Brown played the University of Arkansas under legendary coach Eddie Sutton, and was drafted by the New Jersey Nets in 1982. he spent seven seasons as an NBA player, from 1984-90 and 1991-92. He played for the Nets, Pacers, Bulls, Rockets, Bucks, Lakers, Jazz, Clippers and SuperSonics, and averaged 6.0 points and 2.1 rebounds.
On what he has learned from the coaches he has worked for, “That’s a tough one. I have respect for Rick Carlisle, had some great runs with him, one of the better managers of the game that we have seen so far in the league. My first opportunity as an assistant with Mike Dunleavy, I think he’s a very smart guy, understands the game, played it, had success as a coach. He will always be the guy that gave me my first start. I think his record speaks for itself, he’s had success coaching in the league.

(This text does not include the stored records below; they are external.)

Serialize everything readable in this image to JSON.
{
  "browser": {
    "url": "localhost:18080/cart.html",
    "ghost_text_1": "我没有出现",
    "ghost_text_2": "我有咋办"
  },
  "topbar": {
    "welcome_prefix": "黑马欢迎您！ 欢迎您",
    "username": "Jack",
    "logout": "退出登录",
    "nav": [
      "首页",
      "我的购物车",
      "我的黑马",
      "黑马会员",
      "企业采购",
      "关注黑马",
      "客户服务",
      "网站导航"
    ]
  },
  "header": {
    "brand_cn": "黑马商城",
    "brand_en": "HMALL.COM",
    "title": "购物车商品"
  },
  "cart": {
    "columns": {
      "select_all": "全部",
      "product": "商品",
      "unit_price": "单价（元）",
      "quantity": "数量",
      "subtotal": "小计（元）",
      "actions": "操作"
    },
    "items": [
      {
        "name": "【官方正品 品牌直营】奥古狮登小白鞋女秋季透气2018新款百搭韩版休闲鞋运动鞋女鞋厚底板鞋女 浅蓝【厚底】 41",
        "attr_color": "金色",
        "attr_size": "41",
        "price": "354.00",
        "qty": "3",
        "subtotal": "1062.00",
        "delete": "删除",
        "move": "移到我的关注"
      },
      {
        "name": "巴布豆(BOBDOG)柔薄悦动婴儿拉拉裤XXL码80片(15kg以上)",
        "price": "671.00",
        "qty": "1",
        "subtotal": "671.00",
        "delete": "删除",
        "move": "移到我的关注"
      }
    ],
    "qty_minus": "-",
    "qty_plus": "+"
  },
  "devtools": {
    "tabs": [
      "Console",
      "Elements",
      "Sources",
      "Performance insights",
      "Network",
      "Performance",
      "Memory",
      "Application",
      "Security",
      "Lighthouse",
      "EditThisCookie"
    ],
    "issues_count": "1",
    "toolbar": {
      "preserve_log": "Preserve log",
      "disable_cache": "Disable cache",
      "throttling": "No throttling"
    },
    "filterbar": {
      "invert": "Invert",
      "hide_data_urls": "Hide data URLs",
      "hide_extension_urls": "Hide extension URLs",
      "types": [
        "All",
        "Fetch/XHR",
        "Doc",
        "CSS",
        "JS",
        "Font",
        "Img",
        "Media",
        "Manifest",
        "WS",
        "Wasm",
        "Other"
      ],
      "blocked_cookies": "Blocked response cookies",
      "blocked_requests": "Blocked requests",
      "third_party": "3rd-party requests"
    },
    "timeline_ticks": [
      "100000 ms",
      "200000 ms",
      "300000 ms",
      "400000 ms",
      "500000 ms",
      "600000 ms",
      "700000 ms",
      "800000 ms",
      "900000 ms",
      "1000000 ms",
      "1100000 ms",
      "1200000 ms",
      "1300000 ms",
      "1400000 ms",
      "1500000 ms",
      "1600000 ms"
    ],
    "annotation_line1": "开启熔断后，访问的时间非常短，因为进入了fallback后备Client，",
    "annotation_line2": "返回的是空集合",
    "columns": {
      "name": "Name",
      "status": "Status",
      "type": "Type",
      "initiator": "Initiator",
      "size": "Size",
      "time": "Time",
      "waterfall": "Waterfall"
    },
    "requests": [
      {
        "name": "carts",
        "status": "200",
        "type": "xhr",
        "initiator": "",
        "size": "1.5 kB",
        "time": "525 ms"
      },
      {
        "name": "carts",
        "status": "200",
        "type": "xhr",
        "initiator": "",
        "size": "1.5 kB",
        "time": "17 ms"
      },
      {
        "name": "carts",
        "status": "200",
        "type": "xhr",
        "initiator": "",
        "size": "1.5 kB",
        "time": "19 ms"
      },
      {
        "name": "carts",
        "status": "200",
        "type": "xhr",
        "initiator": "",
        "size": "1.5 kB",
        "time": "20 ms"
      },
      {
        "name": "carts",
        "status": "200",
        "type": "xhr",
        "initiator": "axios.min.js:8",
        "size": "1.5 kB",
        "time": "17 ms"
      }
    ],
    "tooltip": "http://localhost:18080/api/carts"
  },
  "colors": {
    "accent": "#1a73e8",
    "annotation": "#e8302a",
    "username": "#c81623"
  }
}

“Doc Rivers and I have been friends for a long time. he grew up in Chicago just like myself, born and raised. I’m a year older than him, so during that time, obviously, competed against each other, so working for him was also great. He has a great passion for the game.
“I’ve worked for Kevin O’Neill, whose a friend of mine. We worked for Rick Carlisle in Detroit, very tough-minded defensive coach. Larry Krystkowiak, who I worked with in Milwaukee, was a teammate of mine with Jay Humphries (an assistant currently with the Nets), a lot of respect for him, tough situation in Milwaukee.
“I think everybody that I worked for had great passion for the game and that’s where you have to start. If you’re in it for any other reason, then you probably shouldn’t be there. I think most of the people I’ve worked for have great passion for the game, loved the game, played it, so I wouldn’t say one guy stands out, and I think a lot of them impacted me throughout my coaching career,” said Brown.
On if he spoke with Nets owner Mikhail Prokhorov since being named interim head coach, Brown said, “I talked to Mikhail Prokhorov this morning, one of the first times I’ve had to meet him and talk to him. He’s a very engaging man, understands the business of basketball and had success running a team in Europe and now running this team. I think he has a good understanding about professional sports, unfortunately this is a rough period for the organization, no question about it, but I think he’s the right man to help turn it around. I found it very engaging talking about basketball and talking about the team itself. He has passion to turn it around and really wants it to be a winning franchise. It’s going to take time, but I think he has the right mindset to help turn this thing around.”
On what Prokhorov stressed to him most, Brown said, “I would just say this, I think that he wants to see these other assets on this roster play, no particular preference. He wants to see what he has, and I think this is a good time to see what the Sergeys (Karasev) can do, eventually what the Chris McCulloughs can do, hopefully, we can get Rondae (Hollis-Jefferson) back before it’s too late into the season, just find out what kind of talent base we have. Obviously, we want to play at a pace that’s exciting and that the fans can get behind. I think he understands that that’s the style of play that most teams have been trying to get to, and we’ll find out if some of the guys we have can fit into that mold. I think that’s the essence of our conversation, and I think he understands that he has to build up the roster, and it’s going to take time. Just find out what he have, and just find out if these guys can be a Net in the future.”
Brown said of the biggest adjustment he has to make to become a head coach, “One inch is a long way away, a lot of decisions have to be made. Even tonight, I am looking forward to the game, get away from all interviews, all the little things you have to do organizational-wise as far as making decisions. I want to get to the basketball court. A lot of decisions have to be made as a head coach in a split-second, and it will take some time, hopefully not too long, but once the ball goes up in the air, I’m comfortable in that environment. We always say the seat is hot – there’s a reason why it’s hot.”